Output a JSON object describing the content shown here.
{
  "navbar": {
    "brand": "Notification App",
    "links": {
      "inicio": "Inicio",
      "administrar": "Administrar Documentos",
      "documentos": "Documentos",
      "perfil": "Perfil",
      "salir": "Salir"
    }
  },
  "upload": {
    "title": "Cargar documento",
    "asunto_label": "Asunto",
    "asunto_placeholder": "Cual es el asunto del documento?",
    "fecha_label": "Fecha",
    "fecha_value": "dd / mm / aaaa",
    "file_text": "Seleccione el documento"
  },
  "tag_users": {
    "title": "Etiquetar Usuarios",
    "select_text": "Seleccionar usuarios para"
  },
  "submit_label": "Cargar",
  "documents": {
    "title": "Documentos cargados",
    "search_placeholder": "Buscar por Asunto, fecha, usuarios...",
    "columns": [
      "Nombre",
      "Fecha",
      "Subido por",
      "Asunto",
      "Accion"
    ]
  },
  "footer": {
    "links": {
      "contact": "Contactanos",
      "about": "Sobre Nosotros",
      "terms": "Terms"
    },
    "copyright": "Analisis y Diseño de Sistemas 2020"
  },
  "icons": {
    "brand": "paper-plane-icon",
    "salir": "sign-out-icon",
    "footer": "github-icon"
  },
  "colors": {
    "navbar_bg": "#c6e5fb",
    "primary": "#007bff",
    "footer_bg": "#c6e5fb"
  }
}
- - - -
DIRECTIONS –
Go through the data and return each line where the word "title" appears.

TASK ANSWER –
    "title": "Cargar documento",
    "title": "Etiquetar Usuarios",
    "title": "Documentos cargados",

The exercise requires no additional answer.